TASK ITEM —
For the entries that follow, report how many lines include the word "Opportunity" and add nothing.

*** DATA TO USE Section Begins ***

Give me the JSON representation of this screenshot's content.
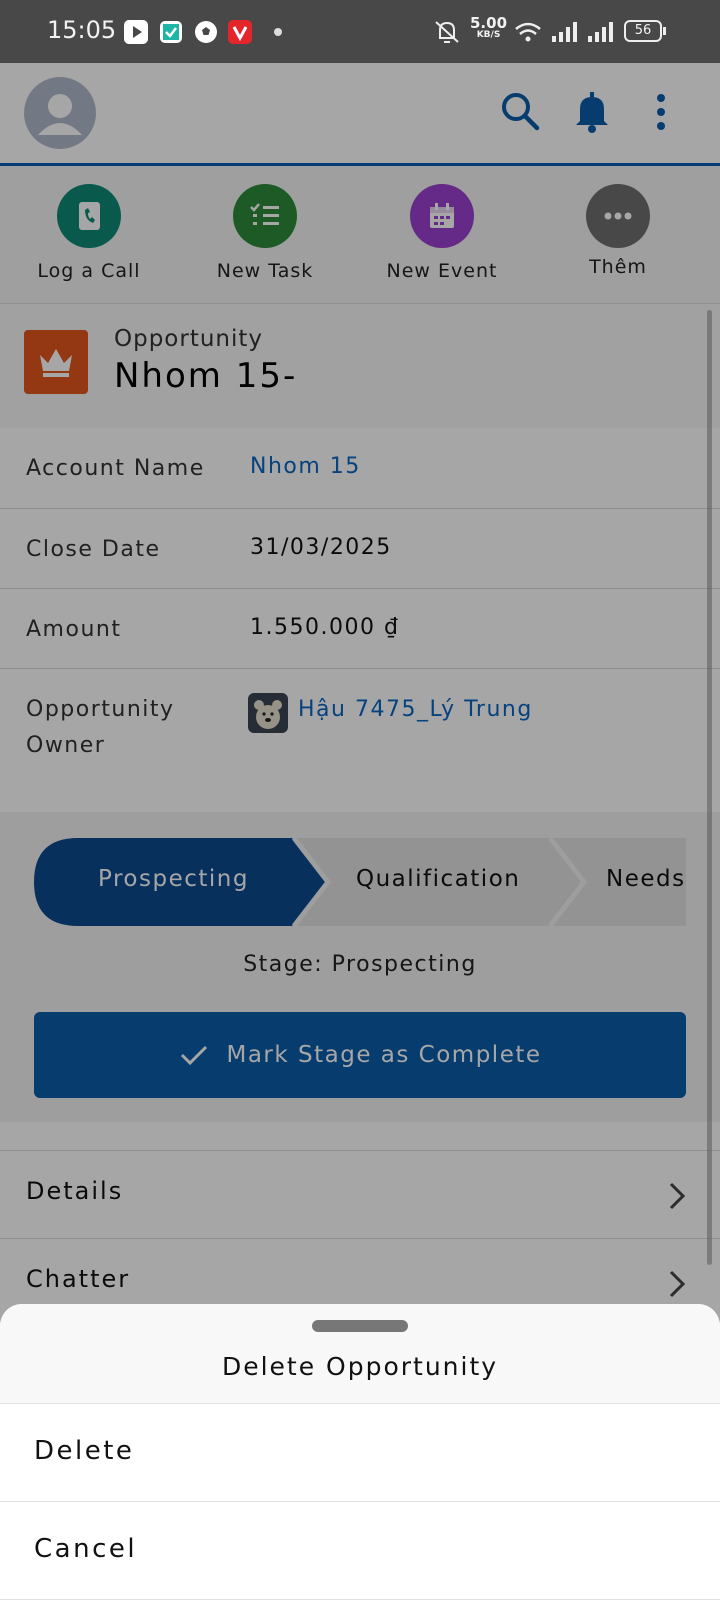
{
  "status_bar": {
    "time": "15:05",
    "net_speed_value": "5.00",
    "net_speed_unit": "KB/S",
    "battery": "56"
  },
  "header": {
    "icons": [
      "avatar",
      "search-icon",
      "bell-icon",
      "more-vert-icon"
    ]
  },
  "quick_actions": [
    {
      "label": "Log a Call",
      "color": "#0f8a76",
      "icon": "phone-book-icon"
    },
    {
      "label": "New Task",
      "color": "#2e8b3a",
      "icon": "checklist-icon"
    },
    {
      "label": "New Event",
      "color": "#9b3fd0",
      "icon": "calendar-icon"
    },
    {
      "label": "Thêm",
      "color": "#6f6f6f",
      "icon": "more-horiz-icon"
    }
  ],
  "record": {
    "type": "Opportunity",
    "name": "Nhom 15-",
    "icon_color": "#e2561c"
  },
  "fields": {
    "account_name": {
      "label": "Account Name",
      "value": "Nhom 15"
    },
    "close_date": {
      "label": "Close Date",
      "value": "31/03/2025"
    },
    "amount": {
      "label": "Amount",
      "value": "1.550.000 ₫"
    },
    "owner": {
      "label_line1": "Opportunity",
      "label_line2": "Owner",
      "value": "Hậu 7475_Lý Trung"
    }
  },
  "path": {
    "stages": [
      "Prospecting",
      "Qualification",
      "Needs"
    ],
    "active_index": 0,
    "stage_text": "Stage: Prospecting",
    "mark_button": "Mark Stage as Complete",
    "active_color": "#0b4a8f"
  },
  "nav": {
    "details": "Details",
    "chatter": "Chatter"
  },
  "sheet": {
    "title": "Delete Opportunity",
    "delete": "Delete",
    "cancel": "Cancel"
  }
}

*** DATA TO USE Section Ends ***

SOLVED PROBLEM —
3